Texas's top areas of global health R&D by USG funding

9.6%
HIV/AIDS
9.4%
Malaria
29.9%
Tuberculosis
11.5%
Diarrheal diseases
4.1%
Ebola/viral hemorrhagic fevers
2.8%
Salmonella infections
29.4%
Neglected tropical diseases
Buruli ulcer
Dengue
Helminths
Kinetoplastids
Trachoma
3.3%
Other
Bacteria pneumonia & meningitis
Non-allocable

Global health R&D at work in Texas

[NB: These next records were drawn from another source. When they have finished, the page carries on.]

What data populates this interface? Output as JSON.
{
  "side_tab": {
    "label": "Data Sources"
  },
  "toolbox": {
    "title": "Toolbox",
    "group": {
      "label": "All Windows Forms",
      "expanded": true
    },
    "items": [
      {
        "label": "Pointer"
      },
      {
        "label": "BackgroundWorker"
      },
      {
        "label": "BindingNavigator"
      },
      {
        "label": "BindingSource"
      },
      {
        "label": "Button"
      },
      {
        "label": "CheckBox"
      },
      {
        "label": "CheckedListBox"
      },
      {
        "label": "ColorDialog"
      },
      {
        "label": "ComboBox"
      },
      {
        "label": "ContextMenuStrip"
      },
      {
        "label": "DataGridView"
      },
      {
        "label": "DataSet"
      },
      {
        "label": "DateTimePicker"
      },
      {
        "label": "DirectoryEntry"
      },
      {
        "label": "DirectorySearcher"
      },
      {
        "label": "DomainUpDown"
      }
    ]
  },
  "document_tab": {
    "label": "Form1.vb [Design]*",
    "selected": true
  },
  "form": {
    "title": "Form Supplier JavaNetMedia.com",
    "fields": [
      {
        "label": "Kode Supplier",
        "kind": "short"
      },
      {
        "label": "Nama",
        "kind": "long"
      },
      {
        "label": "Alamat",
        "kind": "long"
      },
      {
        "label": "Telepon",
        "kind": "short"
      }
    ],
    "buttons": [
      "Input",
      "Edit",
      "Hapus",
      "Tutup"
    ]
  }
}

University of Texas Medical Branch at Galveston is using a computer-based discovery approach to identify potential new drugs for dengue and similar diseases for which there are currently no effective treatments. Almost half of the world’s population is at risk for dengue, a mosquito-borne infection related to hepatitis C, West Nile, and yellow fever. New treatments could have a huge impact on improving health worldwide.

Footnotes